The British-Irish Council is a strange entity. Indeed, Jonathan Powell, formerly Tony Blair’s chief of staff, described it in his book on the Good Friday Agreement negotiations as a ‘bizarre’ organization. Jonathan says that it was created because the Unionists wanted it as a means of solidifying ‘East-West’ relationships alongside the ‘North-South’ relationships.
Bizarre it may be, but it has now endured for almost twenty years, and held 28 meetings in that time. In my days as a Welsh Minister, I attended two meetings, as well as contributing to working groups and events organised under its auspices. The BIC seemed valuable more for the opportunities to build informal relationships with counterparts from Ireland and the other devolved administrations, rather than for any formal business carried on. What is startling is how little attention has been given to it by senior Conservative politicians. Former Conservative Prime Minister John Major is known to be worried that the current Conservative government is paying too little attention to the situation in Northern Ireland.
The presence of Jersey, Guernsey and the Isle of Man obviously adds another layer to the meetings, but it is the one formal forum where the devolved administrations, the UK Government and the Irish Government convene together. In the context of Brexit, it could play a useful informal role, if taken seriously.
Internally in the UK, inter-governmental consultative mechanisms such as the Joint Ministerial Committee exist but have significant flaws, as the Welsh Finance Minister told the House of Lords EU Committee in March. There is a strong case for strengthening such mechanisms, ensuring at the very least proper preparation for the meetings.
In her comments on what might happen to powers repatriated to the UK after Brexit, the UK Prime Minister initially sounded as if she were opposed to strengthening the powers of the devolved administrations, saying she did not want the UK to become ‘looser and weaker’ through additional devolution. The Great Repeal White Paper is vague on these issues, but confirms that the devolution settlements will have to be reviewed in the context of the Brexit negotiations. This is not altogether surprising, as membership of the EU is specifically referenced in devolution legislation. But it does raise the consequence of a clash of referendums: the people of Scotland, Wales and Northern Ireland have endorsed their EU-linked devolution settlements in referendums with results more emphatic than the margin in the Brexit referendum.
The sense, however, of a UK Government determined to resurrect an old-fashioned unionism with a stronger Westminster at the core, comes through at every move by Mrs May and her Cabinet colleagues, Her opposition to a ‘looser union’ puts her on a collision course with pro-union politicians such as the Welsh First Minister, Carwyn Jones, who has argued extensively over past years for precisely such a ‘looser union’ as the best way to protect the UK’s future as a state. Former UK Prime Minister Gordon Brown takes a similar view and has argued that Westminster’s version of parliamentary sovereignty no longer applies.

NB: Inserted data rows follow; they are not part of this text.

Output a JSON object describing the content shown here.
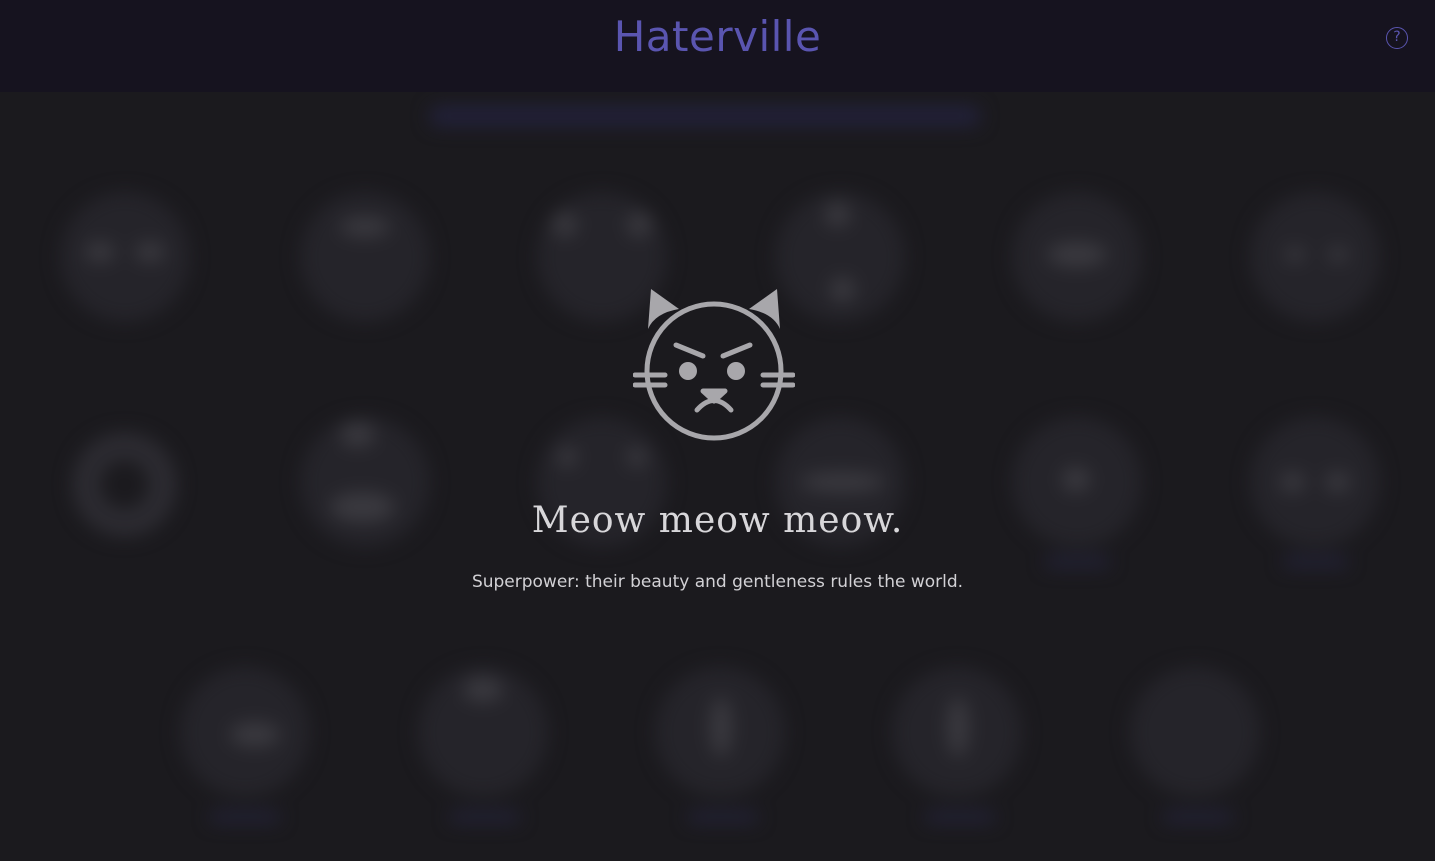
{
  "app": {
    "title": "Haterville",
    "help_label": "?"
  },
  "modal": {
    "icon": "angry-cat-icon",
    "title": "Meow meow meow.",
    "subtitle": "Superpower: their beauty and gentleness rules the world."
  },
  "colors": {
    "header_bg": "#16131f",
    "page_bg": "#1b1a1e",
    "accent": "#5a55b0",
    "icon_gray": "#a8a7ab",
    "text": "#d8d7da"
  }
}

Facts and logic are all very well – but will Theresa May invest the necessary time and energy in building the informal relationships that could smooth the Brexit negotiations? The data doesn’t lie. Her approach, and that of her Cabinet, to the British-Irish Council, suggests that respect for institutions beyond Westminster is limited. Mrs May is storing up trouble, both for the UK’s long-term relationship with Ireland and other EU members, and with the devolved administrations. It’ll be a bumpy ride.

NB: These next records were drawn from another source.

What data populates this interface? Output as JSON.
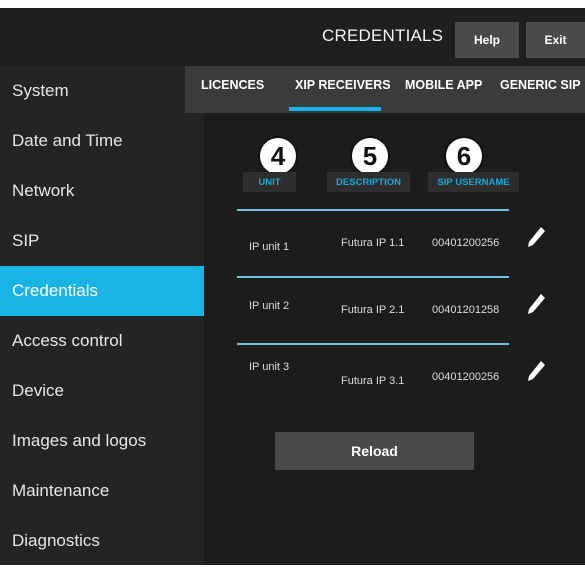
{
  "header": {
    "title": "CREDENTIALS",
    "help_label": "Help",
    "exit_label": "Exit"
  },
  "sidebar": {
    "items": [
      {
        "label": "System"
      },
      {
        "label": "Date and Time"
      },
      {
        "label": "Network"
      },
      {
        "label": "SIP"
      },
      {
        "label": "Credentials"
      },
      {
        "label": "Access control"
      },
      {
        "label": "Device"
      },
      {
        "label": "Images and logos"
      },
      {
        "label": "Maintenance"
      },
      {
        "label": "Diagnostics"
      }
    ],
    "active": "Credentials"
  },
  "tabs": [
    {
      "label": "LICENCES"
    },
    {
      "label": "XIP RECEIVERS"
    },
    {
      "label": "MOBILE APP"
    },
    {
      "label": "GENERIC SIP"
    }
  ],
  "active_tab": "XIP RECEIVERS",
  "callouts": [
    "4",
    "5",
    "6"
  ],
  "table": {
    "columns": [
      "UNIT",
      "DESCRIPTION",
      "SIP USERNAME"
    ],
    "rows": [
      {
        "unit": "IP unit 1",
        "description": "Futura IP 1.1",
        "sip_username": "00401200256"
      },
      {
        "unit": "IP unit 2",
        "description": "Futura IP 2.1",
        "sip_username": "00401201258"
      },
      {
        "unit": "IP unit 3",
        "description": "Futura IP 3.1",
        "sip_username": "00401200256"
      }
    ]
  },
  "reload_label": "Reload",
  "colors": {
    "accent": "#19b4e6",
    "background": "#1e1e1e",
    "button": "#4a4a4a"
  }
}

Leighton Andrews is Professor in Public Service Leadership at Cardiff Business School and a former Welsh Government Minister.